Available records Start Marker

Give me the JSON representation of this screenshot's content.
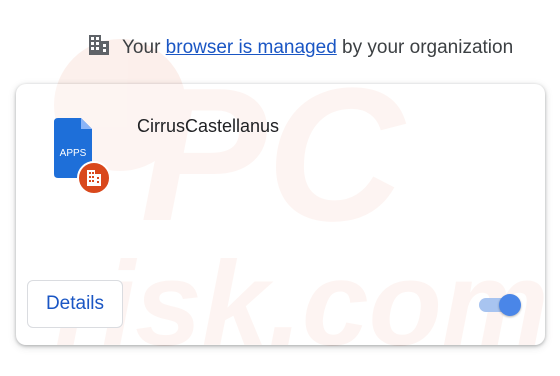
{
  "notice": {
    "prefix": "Your",
    "link": "browser is managed",
    "suffix": "by your organization",
    "icon": "building-icon"
  },
  "extension": {
    "name": "CirrusCastellanus",
    "icon_label": "APPS",
    "icon": "apps-file-icon",
    "badge_icon": "enterprise-building-icon"
  },
  "actions": {
    "details_label": "Details",
    "toggle_on": true
  },
  "watermark": {
    "text": "PC risk.com"
  },
  "colors": {
    "accent": "#1a56c4",
    "icon_blue": "#1e6fd9",
    "badge": "#d9481c",
    "toggle_knob": "#4a86e8",
    "toggle_track": "#a8c4f0"
  }
}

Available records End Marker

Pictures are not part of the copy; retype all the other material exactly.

• _Response_:
Give me the JSON representation of this screenshot's content.
{
  "notice": {
    "prefix": "Your",
    "link": "browser is managed",
    "suffix": "by your organization",
    "icon": "building-icon"
  },
  "extension": {
    "name": "CirrusCastellanus",
    "icon_label": "APPS",
    "icon": "apps-file-icon",
    "badge_icon": "enterprise-building-icon"
  },
  "actions": {
    "details_label": "Details",
    "toggle_on": true
  },
  "watermark": {
    "text": "PC risk.com"
  },
  "colors": {
    "accent": "#1a56c4",
    "icon_blue": "#1e6fd9",
    "badge": "#d9481c",
    "toggle_knob": "#4a86e8",
    "toggle_track": "#a8c4f0"
  }
}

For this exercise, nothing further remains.